  • Station.2
    STRANGE STUFF—Morenci Elementary School students learn that blue isn’t really blue when seen through the right color of lens. Volunteer April Pike presents the lesson to students at one of the many stations brought to the school by the COSI science center. The theme of this year’s visit was the solar system.
  • Front.leaves
    MAPLE leaves show their fall colors in a puddle at Morenci’s Riverside Natural Area. “This was a great year for colors,” said local weather watcher George Isobar. Chilly mornings will give way to seasonable fall temperatures for the next two weeks.
  • Front.band
    MORENCI Marching Band member Brittany Dennis keeps the beat Friday during the half-time show of the Morenci/Pittsford football game. Color guard member Jordan Cordts is at the left. The band performed this season under the direction of Doyle Rodenbeck who served as Morenci’s band director in the 1970s. He’s serving as a substitute during a family leave.
  • Front.poles
    MOVING EAST—Utility workers continue their slow progress east along U.S. 20 south of Morenci. New electrical poles are put in place before wiring is moved into place.
  • Front.cowboy
    A PERFORMER named Biligbaatar, a member of the AnDa Union troupe from Inner Mongolia, dances at Stair District Library last week during a visit to the Midwest. The nine-member group blends a variety of traditions from Inner and Outer Mongolia.

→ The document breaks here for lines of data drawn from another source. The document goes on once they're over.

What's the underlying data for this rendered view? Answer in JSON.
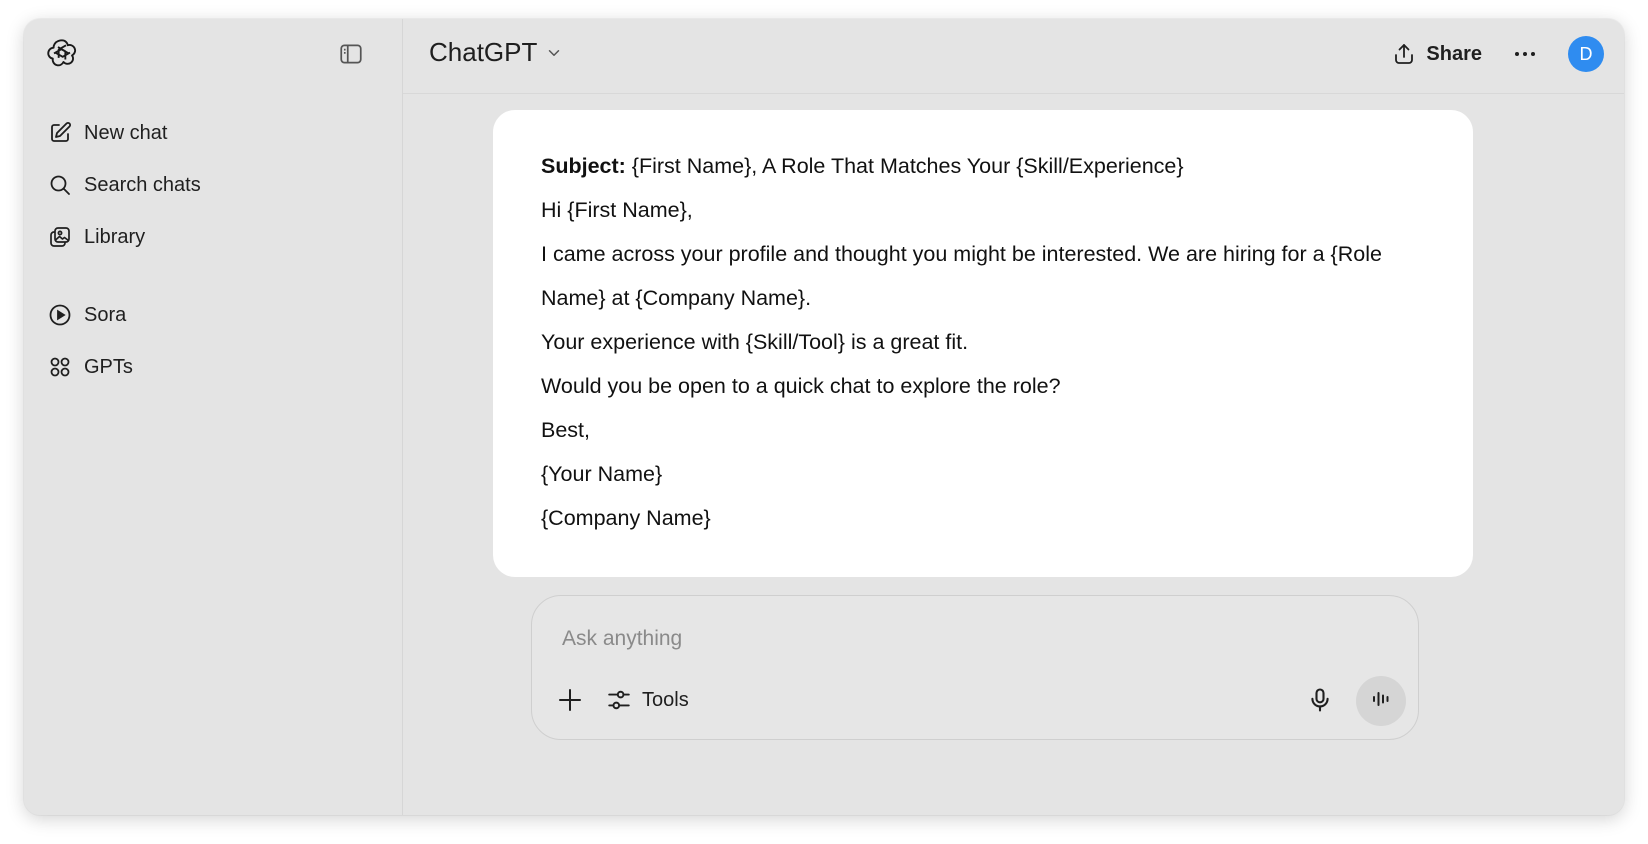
{
  "sidebar": {
    "items": [
      {
        "label": "New chat",
        "icon": "compose-icon"
      },
      {
        "label": "Search chats",
        "icon": "search-icon"
      },
      {
        "label": "Library",
        "icon": "library-icon"
      },
      {
        "label": "Sora",
        "icon": "play-circle-icon"
      },
      {
        "label": "GPTs",
        "icon": "grid-icon"
      }
    ]
  },
  "header": {
    "model": "ChatGPT",
    "share_label": "Share",
    "avatar_initial": "D",
    "avatar_color": "#2f8cf0"
  },
  "message": {
    "subject_label": "Subject:",
    "subject_text": " {First Name}, A Role That Matches Your {Skill/Experience}",
    "lines": [
      "Hi {First Name},",
      "I came across your profile and thought you might be interested. We are hiring for a {Role Name} at {Company Name}.",
      "Your experience with {Skill/Tool} is a great fit.",
      "Would you be open to a quick chat to explore the role?",
      "Best,",
      "{Your Name}",
      "{Company Name}"
    ]
  },
  "composer": {
    "placeholder": "Ask anything",
    "value": "",
    "tools_label": "Tools"
  }
}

The music is described as drawing from “all the Mongol tribes that Genghis Khan unified.” The group considers itself music gatherers whose goal is to preserve traditional sounds of Mongolia. Biligbaatar grew up among traditional herders who live in yurts. Additional photos are on the back page of this week’s Observer.
  • Front.bear
    HOLDEN HUTCHISON gives a hug to a black bear cub—the product of a taxidermist’s skills—at the Michigan DNR’s Great Youth Jamboree. The event on Sunday marked the fourth year of the Jamboree. Additional photos are on page 12.

Weekly newspaper serving SE Michigan and NW Ohio - State Line Observer ©2006-2016